BIG RAPIDS, Mich. – The Mecosta County District courtroom was packed Thursday morning with supporters of Keith Wood at the preliminary hearing for the former pastor, now small business owner, who faces a five-year felony for passing out fliers on juror rights on a sidewalk in front of the courthouse.
After Judge Kimberly Booher adjourned the preliminary exam Thursday, both parties argued who should be called as witnesses in the case. Mecosta County Prosecutor Brian Thiede told Judge Booher he’s not a necessary witness, and if he is called as one he plans to tell the jury the pamphlets Wood passed out could create a “lawless nation.”
“This (Fully Informed Jury Association pamphlet) just says ignore the law, ignore the facts, do what your conscience wants,” said Thiede after he tossed the pamphlet on the table, "and I’m thinking, Oh my goodness, well, we could have the jury who thinks that jihad is righteous, and if the San Bernadino shooters had not been killed, they’ll say, Let’s acquit."
This statement was greeted by booing from the courtroom gallery, and Judge Booher asked people to not comment as Thiede then said, “We would have a lawless nation if people were to vote their conscience.”
Defense attorney Dave Kallman said he understood the concerns of Judge Jaklevic and Thiede with jury nullification.
“I understand what (Thiede is) saying: we don’t want anarchy and that sort of thing," said Kallman. "But I think he’s conflating what was going on here with what the actual rights of jurors are. Jurors have the power to rule according to their conscience.”
People in the courtroom applauded Kallman when he quoted from the Michigan Criminal Jury Instructions: “Quote, ‘In the end, your vote must be your own, and you must vote honestly and in good conscience.’ It’s in the jury instruction for goodness sake, that’s given every single time in every single criminal case in this state."

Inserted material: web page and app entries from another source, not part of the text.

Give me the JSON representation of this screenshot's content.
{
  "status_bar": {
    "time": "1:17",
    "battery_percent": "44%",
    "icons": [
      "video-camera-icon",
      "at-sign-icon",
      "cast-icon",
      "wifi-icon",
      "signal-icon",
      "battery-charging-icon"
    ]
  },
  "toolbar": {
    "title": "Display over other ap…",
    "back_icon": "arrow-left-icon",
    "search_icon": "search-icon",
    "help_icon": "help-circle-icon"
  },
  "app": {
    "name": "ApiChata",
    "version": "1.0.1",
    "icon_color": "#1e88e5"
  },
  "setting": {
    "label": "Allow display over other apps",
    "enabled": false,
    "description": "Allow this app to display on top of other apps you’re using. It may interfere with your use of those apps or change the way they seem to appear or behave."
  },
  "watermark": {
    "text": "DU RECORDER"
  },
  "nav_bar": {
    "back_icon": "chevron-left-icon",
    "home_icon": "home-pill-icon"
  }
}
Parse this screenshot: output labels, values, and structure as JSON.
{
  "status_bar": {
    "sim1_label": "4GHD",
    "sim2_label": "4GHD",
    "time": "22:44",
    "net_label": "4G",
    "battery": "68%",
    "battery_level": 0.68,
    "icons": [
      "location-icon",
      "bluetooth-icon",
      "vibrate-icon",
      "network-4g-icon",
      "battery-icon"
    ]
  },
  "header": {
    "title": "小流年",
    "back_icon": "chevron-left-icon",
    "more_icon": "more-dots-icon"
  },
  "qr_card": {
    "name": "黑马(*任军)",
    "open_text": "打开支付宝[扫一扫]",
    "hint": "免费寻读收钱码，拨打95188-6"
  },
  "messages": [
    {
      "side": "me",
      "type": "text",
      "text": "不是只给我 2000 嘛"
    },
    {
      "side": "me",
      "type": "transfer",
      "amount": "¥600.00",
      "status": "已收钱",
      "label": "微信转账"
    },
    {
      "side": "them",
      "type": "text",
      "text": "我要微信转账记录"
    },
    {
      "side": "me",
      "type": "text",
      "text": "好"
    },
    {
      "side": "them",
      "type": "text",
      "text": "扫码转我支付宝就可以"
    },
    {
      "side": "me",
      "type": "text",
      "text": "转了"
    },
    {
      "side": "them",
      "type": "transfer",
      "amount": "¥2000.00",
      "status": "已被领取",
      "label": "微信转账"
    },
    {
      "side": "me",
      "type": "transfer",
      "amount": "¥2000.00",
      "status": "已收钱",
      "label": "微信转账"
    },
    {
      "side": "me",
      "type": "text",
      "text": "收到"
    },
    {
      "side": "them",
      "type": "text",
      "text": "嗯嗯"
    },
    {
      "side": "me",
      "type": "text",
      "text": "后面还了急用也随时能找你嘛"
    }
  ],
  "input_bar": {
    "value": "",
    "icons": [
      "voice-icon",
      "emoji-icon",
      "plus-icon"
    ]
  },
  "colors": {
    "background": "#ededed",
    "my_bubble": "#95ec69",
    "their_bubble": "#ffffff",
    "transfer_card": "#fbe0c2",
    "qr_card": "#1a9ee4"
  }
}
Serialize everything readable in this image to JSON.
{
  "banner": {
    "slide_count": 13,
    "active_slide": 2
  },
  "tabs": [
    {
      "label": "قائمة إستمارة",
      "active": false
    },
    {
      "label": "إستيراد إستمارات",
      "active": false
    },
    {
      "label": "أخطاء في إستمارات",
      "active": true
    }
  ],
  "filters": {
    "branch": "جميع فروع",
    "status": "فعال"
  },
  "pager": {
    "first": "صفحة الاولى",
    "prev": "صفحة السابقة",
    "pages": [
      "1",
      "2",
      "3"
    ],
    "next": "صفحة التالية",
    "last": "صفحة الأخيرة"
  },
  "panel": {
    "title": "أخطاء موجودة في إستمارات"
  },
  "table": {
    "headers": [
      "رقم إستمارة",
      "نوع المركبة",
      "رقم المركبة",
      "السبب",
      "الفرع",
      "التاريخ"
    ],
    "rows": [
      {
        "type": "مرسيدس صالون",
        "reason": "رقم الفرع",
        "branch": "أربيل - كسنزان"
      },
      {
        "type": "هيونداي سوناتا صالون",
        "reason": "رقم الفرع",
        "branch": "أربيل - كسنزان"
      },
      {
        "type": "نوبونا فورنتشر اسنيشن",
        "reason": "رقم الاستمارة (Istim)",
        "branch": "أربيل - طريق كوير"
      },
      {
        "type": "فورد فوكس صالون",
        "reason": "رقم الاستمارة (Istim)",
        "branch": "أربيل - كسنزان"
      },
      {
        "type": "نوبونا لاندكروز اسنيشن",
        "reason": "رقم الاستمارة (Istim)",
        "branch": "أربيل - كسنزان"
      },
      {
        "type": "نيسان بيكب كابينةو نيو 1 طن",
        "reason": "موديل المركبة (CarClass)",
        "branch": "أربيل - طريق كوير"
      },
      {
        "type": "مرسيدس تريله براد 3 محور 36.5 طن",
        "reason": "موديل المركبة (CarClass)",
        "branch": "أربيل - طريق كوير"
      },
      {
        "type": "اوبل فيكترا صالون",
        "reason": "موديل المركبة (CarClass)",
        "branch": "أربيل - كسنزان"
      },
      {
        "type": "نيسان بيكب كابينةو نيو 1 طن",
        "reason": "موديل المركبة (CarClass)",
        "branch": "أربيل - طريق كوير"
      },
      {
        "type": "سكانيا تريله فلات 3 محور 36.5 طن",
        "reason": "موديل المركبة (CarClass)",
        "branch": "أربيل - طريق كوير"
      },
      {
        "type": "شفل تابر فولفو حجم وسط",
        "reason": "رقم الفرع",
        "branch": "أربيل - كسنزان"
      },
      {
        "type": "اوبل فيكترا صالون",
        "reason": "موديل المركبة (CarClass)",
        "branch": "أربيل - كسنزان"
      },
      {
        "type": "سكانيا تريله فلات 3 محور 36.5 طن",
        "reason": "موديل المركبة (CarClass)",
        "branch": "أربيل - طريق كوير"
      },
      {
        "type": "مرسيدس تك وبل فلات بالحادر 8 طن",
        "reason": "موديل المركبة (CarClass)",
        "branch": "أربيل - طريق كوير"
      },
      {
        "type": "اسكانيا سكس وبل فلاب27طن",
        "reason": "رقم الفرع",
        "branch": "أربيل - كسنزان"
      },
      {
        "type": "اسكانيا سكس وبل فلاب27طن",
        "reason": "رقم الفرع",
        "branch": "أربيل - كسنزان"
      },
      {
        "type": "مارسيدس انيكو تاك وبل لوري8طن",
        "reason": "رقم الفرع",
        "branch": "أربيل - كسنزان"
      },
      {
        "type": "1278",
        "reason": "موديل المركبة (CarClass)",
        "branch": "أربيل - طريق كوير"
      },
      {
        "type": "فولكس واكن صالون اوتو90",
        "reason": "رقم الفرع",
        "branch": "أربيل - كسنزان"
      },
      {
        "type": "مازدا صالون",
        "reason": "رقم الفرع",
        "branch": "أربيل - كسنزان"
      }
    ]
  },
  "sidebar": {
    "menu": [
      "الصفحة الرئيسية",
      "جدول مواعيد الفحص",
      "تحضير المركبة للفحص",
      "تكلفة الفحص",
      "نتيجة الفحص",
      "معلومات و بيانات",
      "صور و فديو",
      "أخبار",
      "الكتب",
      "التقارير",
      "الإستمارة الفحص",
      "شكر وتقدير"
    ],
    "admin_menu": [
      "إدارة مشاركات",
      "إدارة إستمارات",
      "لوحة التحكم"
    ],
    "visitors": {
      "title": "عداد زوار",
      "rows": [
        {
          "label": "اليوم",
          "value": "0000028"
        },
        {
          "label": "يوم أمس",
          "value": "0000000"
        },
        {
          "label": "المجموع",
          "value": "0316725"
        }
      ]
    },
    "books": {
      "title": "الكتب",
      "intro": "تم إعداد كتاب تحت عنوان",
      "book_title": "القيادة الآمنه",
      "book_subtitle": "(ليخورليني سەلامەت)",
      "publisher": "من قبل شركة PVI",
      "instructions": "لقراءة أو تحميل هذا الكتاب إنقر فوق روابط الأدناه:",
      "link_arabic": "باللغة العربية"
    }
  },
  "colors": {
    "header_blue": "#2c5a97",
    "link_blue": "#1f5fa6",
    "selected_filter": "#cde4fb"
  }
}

The key argument Thursday focused on the defense subpoenas of Judge Peter Jaklevic, who is accused of directly ordering Wood’s arrest, Magistrate Thomas Lyons, Prosecutor Brian Thiede, and Assistant Prosecutor Nathan Hull.
Kallman said the prosecution must be called as witnesses because the police reports show Thiede directed court employees to speak with Wood outside the courthouse as he handed out fliers Nov. 24. “These are all points that make it clear that they are necessary witnesses, but Mr. Thiede directly questioned our client in the hallway. When he is brought in, he’s not Mirandized. I don’t know what he asked him. I’m not entitled to call him as a witness, while this is all going on before the judge orders him (Wood) to be arrested?”
Theide argued Wood only passed out fliers because he knew of another case taking place that day. Court records for November 24 show Andy Yoder, an Amish man, pleaded guilty to three misdemeanors regarding Department of Environmental Quality permits to create and refill inland lakes.
“The defendant here had a specific interest in this case,” said Thiede. "We show that by he’s there at the pre-trial for this case when only this case was up for pre-trial. Then we see him at the courthouse again for this case that is talking about the Yoder case."
But Kallman said Wood was not targeting jurors when passing out pamphlets that have general legal information. He said these charges violate free speech.
“Our defense is a First Amendment defense: our client had the right of free speech to hand out this pamphlet with legal information,” said Kallman. “There’s nothing in this juror pamphlet that says anything about any case going on before the court. It’s general information put out by an organization that it was not even put out by my client.”
As Wood told FOX 17 before, he said he was not targeting jurors and wants his charges dropped.
Judge Booher plans to issue her written opinion on each person subpoenaed, though the defense and prosecution did not object to Judge Jaklevic and Magistrate Lyons testifying in this case.
Kallman told FOX 17 he plans to file another motion by Dec. 21 asking for Wood’s felony charge to be dismissed on grounds that it is a general charge that does not apply after already being charged with a specific crime noted in the misdemeanor for jury tampering. The prosecution has until Jan. 8 to respond.